holding that testimony of witnesses absent from the jurisdiction shall not be used unless good faith effort has been made by the state to secure appearance of the witnesses as announced in Barber v. Page, 390 U.S. 719, 88 S.Ct. 1318, 20 L.Ed.2d 255 to be retroactiveSummary of this case from Schlomann v. Moseley
No. 221, Misc.
Decided January 13, 1969.
The holding in Barber v. Page, 390 U.S. 719, that the absence of a witness from the jurisdiction would not justify the use at trial of preliminary hearing testimony unless the State had made a good-faith effort to secure the witness' presence, should be given retroactive application.
Thomas C. Lynch, Attorney General of California, William E. James, Assistant Attorney General, and Marvin A. Bauer, Deputy Attorney General, for respondent.
Petitioner was convicted of robbery and kidnaping for the purpose of robbery. The victim, one Carl Arthur Dunston, testified against petitioner at a preliminary hearing; there was evidence that at the time of the trial Dunston was in Colorado. A state investigator tried to contact Dunston on the telephone; he got through to some of Dunston's relatives and to his employer, but not to Dunston himself. Although two telegrams were received, allegedly from Dunston, no subpoena was served. At trial, the transcript of Dunston's preliminary hearing testimony was introduced into evidence. On appeal, the Court of Appeal for the Second Appellate District of California held that this procedure did not deny petitioner his Sixth Amendment right to be confronted with the witnesses against him since Dunston was absent from the State of his own free will and since petitioner's counsel had had an adequate opportunity to cross-examine Dunston at the preliminary hearing. 258 Cal.App.2d 622, 66 Cal.Rptr. 213 (1968). The California Supreme Court denied petitioner a hearing on April 4, 1968. Nineteen days later we held in the case of Barber v. Page, 390 U.S. 719, that the absence of a witness from the jurisdiction would not justify the use at trial of preliminary hearing testimony unless the State had made a good-faith effort to secure the witness' presence. The sole question in this case is whether the holding of Barber v. Page should be given retroactive application. We think that it should.

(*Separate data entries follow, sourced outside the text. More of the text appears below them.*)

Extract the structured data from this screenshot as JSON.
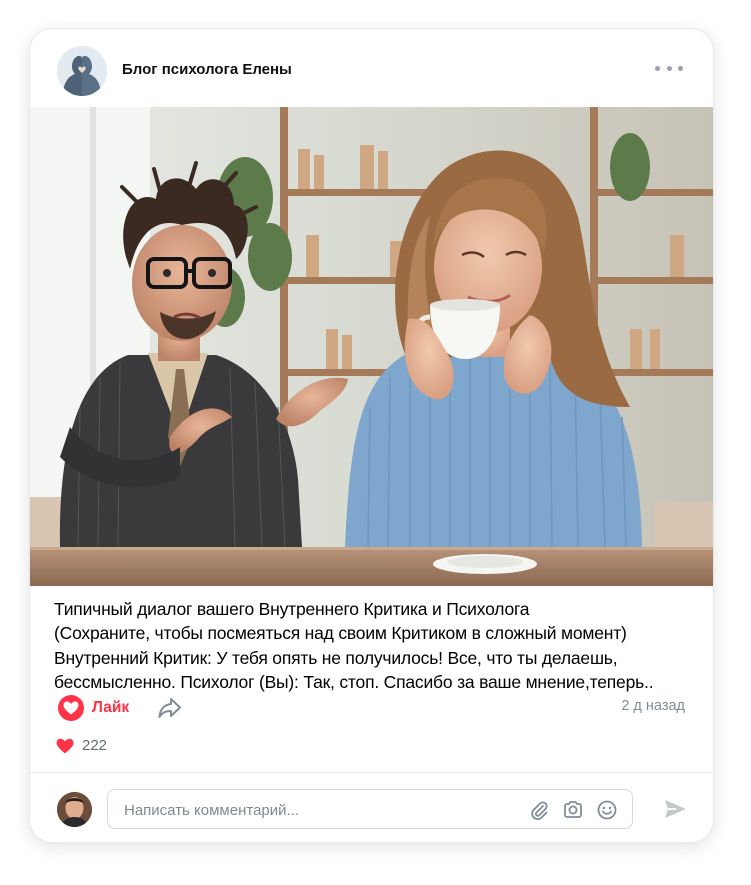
{
  "post": {
    "author": "Блог психолога Елены",
    "image_alt": "Тревожный мужчина в костюме жестикулирует, женщина в голубом свитере спокойно пьёт кофе",
    "lines": [
      "Типичный диалог вашего Внутреннего Критика и Психолога",
      "(Сохраните, чтобы посмеяться над своим Критиком в сложный момент)",
      "Внутренний Критик: У тебя опять не получилось! Все, что ты делаешь,",
      "бессмысленно. Психолог (Вы): Так, стоп. Спасибо за ваше мнение,теперь.."
    ],
    "like_label": "Лайк",
    "time": "2 д назад",
    "likes_count": "222"
  },
  "comment": {
    "placeholder": "Написать комментарий..."
  },
  "icons": [
    "more-icon",
    "heart-icon",
    "share-icon",
    "attach-icon",
    "camera-icon",
    "emoji-icon",
    "send-icon"
  ],
  "colors": {
    "accent_red": "#ff3347",
    "muted": "#818c99",
    "send": "#c4c8cc"
  }
}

Clearly, petitioner's inability to cross-examine Dunston at trial may have had a significant effect on the "integrity of the fact-finding process." Linkletter v. Walker, 381 U.S. 618, 639 (1965); cf. Roberts v. Russell, 392 U.S. 293 (1968); McConnell v. Rhay, ante, p. 2 (1968). As we pointed out in Barber v. Page, one of the important objects of the right of confrontation was to guarantee that the fact finder had an adequate opportunity to assess the credibility of witnesses. 390 U.S., at 721. And California's claim of a significant countervailing interest based upon its reliance on previous standards, see Stovall v. Denno, 388 U.S. 293, 297 (1967), is most unpersuasive. Barber v. Page was clearly foreshadowed, if not pre-ordained, by this Court's decision in Pointer v. Texas, 380 U.S. 400 (1965), which was handed down more than a year before petitioner's trial. Accordingly, we can see no reason why Barber v. Page should not be given fully retroactive application.
The motion for leave to proceed in forma pauperis and the petition for writ of certiorari are granted. The judgment of the Court of Appeal is vacated and the case is remanded for reconsideration in light of this Court's decision in Barber v. Page, 390 U.S. 719 (1968).
It is so ordered.